For today's feature story, once again we'll visit the Canes Country email account and answer a letter from a fan. This is a recent email from John.
"First off, thanks for all the hard work you do on the blog. I read it everyday and love it! I have a question for you. With all the talk about Karmanos trying to sell a portion of the Hurricanes and the difficulty he seems to be having, I was wondering why he doesn't put a portion of the team up for sale to the public, like they did with the Packers in Green Bay? It seems to work for them. What are your thoughts about that?"
Well John, the short answer is, it's complicated.
I won't offer the pretense of being an expert on this subject, but after doing a bit of research, I can offer some basic information. The Green Bay Packers are the only publically owned major sports franchise in America. They were incorporated as a public, "non for profit" organization back in 1923.
Here is a quote from a Wikipedia article which will explain a bit more.
Green Bay is the only team with this form of ownership structure in the NFL; such ownership is in direct violation of current league rules, which stipulate a limit of 32 owners of one team and one of those owners having a minimum 30% stake. However, the Packers corporation was grandfathered when the NFL's current ownership policy was established in the 1980s, and are thus exempt. The Packers are also the only American major-league sports franchise to release its financial balance sheet every year.
There are a number of reasons why the Hurricanes can't or won't turn public like the Packers, with the major one being that it is probably against the NHL's bylaws. I've done some searching online and can't find exactly what the league's parameters are regarding ownership, but we have to assume that it's similar to what the NFL has in place. (Each team will have no more than 32 "owners" with one person owning 30% or more.)
But for the sake of argument, let's say that Peter Karmanos could set up some type of holding company which would allow for a large number of investors. The company would still be private, which means that Karmanos would dictate the stock price, although it could be written in the franchise bylaws that a third party would set the value. But unlike a true public company, Karmanos would still call all the shots.
It would take some big numbers to make the idea work. For instance, in order to raise $50 million, (about 25% of the value of the club) the team would have to sell 5,000 shares at $10,000 each. (Or 10,000 shares at $5,000 each). You get the picture.
While the season ticket holder base is probably over 10,000 strong, it would most likely be very tough to reach those figures. Then you would have the legal nightmare of setting up the framework of what rights the shareholders would have, if any, and how they could redeem their shares if they wanted to cash out. With privately held firms, it's not as cut and dry as selling public stock and there is usually not easy liquidity.
Also, instead of Karmanos being partners with 10 to 20 preselected millionaires, he would have to agree to be partners and share financial information with 5,000 or more fans.
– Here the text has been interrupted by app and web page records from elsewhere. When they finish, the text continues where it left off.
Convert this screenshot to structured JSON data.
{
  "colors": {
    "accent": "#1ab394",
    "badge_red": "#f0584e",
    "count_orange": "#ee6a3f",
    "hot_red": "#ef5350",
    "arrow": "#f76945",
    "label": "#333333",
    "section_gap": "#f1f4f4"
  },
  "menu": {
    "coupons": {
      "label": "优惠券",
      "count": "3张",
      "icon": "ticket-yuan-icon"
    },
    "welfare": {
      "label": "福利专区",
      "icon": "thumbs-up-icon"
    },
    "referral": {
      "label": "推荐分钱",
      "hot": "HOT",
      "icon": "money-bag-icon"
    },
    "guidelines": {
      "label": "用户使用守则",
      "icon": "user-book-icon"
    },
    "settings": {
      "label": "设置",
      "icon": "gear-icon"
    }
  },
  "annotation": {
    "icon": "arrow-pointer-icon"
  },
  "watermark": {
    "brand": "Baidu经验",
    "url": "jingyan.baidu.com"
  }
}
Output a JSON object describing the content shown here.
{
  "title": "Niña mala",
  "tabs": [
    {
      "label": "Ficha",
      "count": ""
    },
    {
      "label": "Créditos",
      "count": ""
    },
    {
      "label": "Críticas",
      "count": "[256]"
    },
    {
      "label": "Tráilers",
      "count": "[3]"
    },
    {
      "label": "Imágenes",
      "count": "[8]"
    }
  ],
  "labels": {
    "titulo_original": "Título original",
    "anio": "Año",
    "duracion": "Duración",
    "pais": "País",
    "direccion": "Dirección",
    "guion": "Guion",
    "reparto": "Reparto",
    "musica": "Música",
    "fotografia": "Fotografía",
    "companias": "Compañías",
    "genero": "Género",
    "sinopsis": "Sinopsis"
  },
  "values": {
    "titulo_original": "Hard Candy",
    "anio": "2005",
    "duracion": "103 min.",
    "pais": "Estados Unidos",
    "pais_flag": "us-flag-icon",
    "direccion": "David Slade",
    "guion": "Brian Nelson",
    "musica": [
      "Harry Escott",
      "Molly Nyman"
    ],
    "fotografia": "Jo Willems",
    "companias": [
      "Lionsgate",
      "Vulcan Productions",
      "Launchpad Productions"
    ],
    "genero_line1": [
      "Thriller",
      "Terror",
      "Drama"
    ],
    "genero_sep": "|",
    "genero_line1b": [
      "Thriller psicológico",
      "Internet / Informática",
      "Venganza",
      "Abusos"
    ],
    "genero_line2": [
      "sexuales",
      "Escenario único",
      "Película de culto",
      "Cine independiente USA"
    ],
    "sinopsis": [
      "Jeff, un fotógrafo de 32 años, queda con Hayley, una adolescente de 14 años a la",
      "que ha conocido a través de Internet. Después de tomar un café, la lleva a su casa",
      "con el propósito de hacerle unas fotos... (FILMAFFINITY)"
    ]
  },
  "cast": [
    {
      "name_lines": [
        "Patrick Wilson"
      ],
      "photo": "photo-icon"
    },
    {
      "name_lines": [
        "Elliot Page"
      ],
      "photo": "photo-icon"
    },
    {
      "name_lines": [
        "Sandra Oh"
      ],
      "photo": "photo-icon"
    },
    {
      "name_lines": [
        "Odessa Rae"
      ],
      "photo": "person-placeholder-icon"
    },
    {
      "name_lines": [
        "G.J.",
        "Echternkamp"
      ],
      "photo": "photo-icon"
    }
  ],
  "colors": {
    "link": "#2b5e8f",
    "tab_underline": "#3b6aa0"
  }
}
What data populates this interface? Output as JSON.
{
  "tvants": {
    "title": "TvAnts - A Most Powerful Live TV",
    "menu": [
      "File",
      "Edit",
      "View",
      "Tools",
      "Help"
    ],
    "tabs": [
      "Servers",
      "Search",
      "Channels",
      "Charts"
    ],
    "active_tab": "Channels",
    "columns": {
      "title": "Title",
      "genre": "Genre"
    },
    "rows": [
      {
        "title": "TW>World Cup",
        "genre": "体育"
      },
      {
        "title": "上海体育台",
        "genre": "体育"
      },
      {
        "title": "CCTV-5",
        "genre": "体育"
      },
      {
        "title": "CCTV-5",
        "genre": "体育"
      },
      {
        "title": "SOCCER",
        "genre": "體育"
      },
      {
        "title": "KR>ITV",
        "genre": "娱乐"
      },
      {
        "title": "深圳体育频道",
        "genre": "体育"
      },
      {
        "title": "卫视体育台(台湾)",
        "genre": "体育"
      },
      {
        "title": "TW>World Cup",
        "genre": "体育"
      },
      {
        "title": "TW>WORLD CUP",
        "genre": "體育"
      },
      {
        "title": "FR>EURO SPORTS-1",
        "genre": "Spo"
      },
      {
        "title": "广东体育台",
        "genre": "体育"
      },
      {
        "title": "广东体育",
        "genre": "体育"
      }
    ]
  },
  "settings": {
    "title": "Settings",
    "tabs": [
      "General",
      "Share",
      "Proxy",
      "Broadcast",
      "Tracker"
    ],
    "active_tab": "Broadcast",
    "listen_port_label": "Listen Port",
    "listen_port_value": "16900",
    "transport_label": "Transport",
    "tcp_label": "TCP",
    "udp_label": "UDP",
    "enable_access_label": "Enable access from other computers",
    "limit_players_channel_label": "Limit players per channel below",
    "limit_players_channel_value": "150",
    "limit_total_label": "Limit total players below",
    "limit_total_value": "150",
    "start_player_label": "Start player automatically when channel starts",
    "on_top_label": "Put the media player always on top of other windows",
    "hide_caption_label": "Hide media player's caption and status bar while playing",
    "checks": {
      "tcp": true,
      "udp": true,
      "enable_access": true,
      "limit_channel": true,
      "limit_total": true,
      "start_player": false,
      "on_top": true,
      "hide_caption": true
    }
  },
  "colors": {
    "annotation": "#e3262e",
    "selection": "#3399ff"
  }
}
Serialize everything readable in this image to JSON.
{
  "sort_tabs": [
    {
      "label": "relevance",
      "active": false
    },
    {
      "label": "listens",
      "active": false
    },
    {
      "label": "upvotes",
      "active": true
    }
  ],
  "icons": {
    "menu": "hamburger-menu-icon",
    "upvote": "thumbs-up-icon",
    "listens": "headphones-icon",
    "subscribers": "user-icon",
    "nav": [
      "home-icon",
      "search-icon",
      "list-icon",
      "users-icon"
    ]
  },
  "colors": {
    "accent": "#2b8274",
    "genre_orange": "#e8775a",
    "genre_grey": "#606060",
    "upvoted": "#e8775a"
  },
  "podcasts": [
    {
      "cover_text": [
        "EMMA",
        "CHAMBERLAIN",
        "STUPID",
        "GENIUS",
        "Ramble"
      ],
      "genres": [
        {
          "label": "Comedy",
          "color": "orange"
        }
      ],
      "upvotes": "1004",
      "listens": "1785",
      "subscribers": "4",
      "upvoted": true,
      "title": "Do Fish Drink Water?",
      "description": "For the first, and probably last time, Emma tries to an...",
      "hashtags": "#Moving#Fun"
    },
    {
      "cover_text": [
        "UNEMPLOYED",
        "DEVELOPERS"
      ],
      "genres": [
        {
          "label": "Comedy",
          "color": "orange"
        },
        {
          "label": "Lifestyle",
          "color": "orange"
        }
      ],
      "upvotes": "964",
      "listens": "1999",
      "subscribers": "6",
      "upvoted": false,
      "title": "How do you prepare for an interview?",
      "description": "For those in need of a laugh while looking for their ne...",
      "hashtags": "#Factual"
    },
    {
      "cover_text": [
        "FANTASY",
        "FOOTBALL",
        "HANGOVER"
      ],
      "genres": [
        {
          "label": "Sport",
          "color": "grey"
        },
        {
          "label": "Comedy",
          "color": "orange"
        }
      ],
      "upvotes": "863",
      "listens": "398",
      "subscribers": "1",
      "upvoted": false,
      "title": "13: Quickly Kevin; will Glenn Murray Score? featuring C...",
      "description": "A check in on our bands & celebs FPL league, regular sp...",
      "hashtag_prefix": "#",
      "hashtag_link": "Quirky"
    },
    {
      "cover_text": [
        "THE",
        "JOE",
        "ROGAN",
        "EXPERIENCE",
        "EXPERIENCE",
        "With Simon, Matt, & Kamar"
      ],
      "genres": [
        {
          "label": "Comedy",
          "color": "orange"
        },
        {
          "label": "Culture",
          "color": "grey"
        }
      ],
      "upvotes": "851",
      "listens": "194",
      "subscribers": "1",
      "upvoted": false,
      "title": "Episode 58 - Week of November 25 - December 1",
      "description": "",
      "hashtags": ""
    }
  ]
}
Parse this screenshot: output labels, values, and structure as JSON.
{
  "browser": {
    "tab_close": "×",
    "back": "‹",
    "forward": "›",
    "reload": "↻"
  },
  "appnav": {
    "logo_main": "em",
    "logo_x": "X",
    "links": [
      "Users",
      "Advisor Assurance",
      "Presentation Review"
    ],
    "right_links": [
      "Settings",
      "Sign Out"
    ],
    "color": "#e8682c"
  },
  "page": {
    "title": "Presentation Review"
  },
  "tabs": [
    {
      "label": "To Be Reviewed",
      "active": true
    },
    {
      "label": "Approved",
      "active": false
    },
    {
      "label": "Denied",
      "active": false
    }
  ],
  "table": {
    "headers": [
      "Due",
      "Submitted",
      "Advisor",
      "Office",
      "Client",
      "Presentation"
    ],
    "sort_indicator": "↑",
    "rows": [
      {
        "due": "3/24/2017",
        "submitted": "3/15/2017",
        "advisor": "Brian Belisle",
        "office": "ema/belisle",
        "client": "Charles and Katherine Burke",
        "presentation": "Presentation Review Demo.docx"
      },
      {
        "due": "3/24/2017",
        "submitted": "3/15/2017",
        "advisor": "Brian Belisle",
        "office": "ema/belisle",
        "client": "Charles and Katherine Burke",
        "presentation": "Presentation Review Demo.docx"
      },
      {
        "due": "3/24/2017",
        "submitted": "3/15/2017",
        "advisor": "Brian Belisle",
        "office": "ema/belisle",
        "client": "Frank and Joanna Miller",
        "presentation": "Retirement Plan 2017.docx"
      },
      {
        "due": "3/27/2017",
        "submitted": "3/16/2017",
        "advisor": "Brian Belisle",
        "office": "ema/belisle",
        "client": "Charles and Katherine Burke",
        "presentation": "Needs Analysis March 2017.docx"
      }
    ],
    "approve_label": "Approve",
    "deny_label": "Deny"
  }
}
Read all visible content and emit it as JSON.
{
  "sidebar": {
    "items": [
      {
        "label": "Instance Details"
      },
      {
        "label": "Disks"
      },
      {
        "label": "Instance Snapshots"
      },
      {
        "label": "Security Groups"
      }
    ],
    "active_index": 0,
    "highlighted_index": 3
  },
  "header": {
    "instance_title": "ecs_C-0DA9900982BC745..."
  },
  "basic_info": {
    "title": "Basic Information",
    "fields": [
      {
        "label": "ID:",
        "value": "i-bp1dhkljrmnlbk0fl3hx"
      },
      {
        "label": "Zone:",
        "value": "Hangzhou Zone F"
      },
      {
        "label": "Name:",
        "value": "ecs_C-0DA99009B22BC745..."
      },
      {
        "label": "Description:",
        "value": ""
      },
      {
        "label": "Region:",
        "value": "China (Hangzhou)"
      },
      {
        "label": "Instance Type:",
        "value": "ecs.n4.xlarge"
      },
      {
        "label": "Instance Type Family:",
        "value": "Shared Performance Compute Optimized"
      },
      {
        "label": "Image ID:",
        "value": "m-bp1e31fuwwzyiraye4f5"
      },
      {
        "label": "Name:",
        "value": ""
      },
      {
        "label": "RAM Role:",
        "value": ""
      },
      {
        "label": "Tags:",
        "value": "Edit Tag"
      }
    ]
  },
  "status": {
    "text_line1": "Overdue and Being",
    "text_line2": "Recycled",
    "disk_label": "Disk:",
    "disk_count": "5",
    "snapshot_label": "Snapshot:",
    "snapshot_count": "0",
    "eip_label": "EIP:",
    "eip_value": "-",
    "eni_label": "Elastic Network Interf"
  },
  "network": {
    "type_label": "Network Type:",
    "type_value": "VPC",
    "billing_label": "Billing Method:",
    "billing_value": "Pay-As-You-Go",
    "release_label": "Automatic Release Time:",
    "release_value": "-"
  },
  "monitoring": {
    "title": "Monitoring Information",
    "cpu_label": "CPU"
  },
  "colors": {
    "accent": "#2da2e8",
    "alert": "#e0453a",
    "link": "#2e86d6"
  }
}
A large number of locals owning a piece of the team would certainly solidify the franchise in the area, but it seems extremely unlikely, if not impossible, for it to happen here with the Hurricanes.
Cheers to the people in Green Bay who had the foresight to initiate their plan, almost 100 years ago. Many experts have said over the years, it's the only reason the Packers are still in Green Bay.
(Have a question? Send it to email@example.com and it might be featured on the blog)